We all have weird things that we enjoy, and a minority of other people enjoy, and most people think is gross. I mush corn Chex into Cream of Wheat. I drink Orleans Bitters (which is, as the name implies, bitters) straight not as a mixer. It’s bitter. I like raw bread dough (and realize that eating a bunch of it would make me sick, so I don’t) and I like unsweetened baking chocolate.
It’s tempting, and fundamentally correct, to look at the variety of human taste preferences and decide there’s no real “wrong” flavor (there are wrong things to eat, like poisonous mushrooms, but some of those supposedly taste quite good). Here’s the rub – when you’re selling a food product, you can have a “wrong” flavor if it isn’t what your target customers prefer. That’s basic business sense. You can also have a “wrong” flavor if it’s something many people don’t like and that confuses customers more generally, beyond your immediate customer circle.
An example of that second scenario is buddy maple syrup. Some people describe buddy syrup (made after the trees start to bud) as tasting like tootsie rolls, and will even seek out slightly buddy syrup from backyard sugarers. Those backyard sugarers, if they were to market their buddy syrup, would have a small circle of appreciative customers. Other people (I’m one of them) think that buddy syrup tastes like licking out the inside of a ripe compost pail. Not that I’ve done that. But to me this syrup has the sort of sweetness that comes with decay and even a little is disgusting. In deference to the “gag me something has died in here” reaction that folks get to buddy syrup, it’s considered an off flavor, and won’t pass a maple quality inspection. There are other reasons why it’s off, science-y things related to tree metabolism, but as a non-scientist I’m focused on the flavor thing.
Do we want Texans arriving in Vermont for their first taste of real maple syrup and ending up with the negative buddy reaction? And assuming that this is how all syrup tastes? No. In that regard, buddy is wrong.

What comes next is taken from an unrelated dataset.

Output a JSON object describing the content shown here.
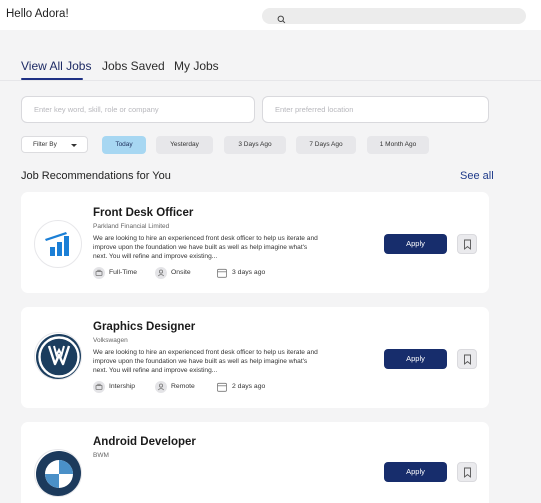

This question of “wrong” flavors came up again as I finished an article about grass-fed beef for the spring issue of Vermont’s Local Banquet. For a while, almost nobody had 100% grass-fed beef that was fully fattened before going to slaughter. Folks got that fat onto cows by using grains to finish them. 100% grass-fed were ultra-lean cows, which can result in various off flavors (gamy, livery, etc.) in the meat. Now, for reasons that I discuss in the article, many farmers do have properly finished, fattened grass-fed beef.
The question raised is whether the people who either naturally liked the ultra-lean meat, or who learned to like it because that was what we had available, were “wrong”. Of course, for themselves they aren’t wrong, but for the grassfed beef producers taken as a group, these flavors are wrong. Most people will prefer the flavor of fully fattened beef. If they believe that they can’t get that flavor from grass-fed options, they’ll often choose not to purchase grass-fed meat at all (or only very occasionally), instead of realizing that they could seek out a different producer who has the desired marbling.
It’s a difficult balance here among the Vermont food producers. On the one hand, many producers attempt to introduce products that go against the conventional norm – traditional (ie not sweet) hard ciders, the early wave of modern craft beers (they definitely didn’t taste like Budweiser), heirloom produce, grass-fed meat. That work involves being bold about pushing customers to try new, unfamiliar flavors, having the courage to say “Bud Light is not how all beers should taste.” On the other hand, go too far into foods that don’t taste quite like all the others (even if they taste good to you personally) and folks will be left thinking that all late season maple syrup tastes like compost and all grass-fed beef is gamey. . . and they won’t be thinking it in a good way. And, your colleagues will be pissed that you’ve driven their customers away.
Do I have an answer? Ah, no. Just an observation. That’s what makes this a blog post and not a full op-ed.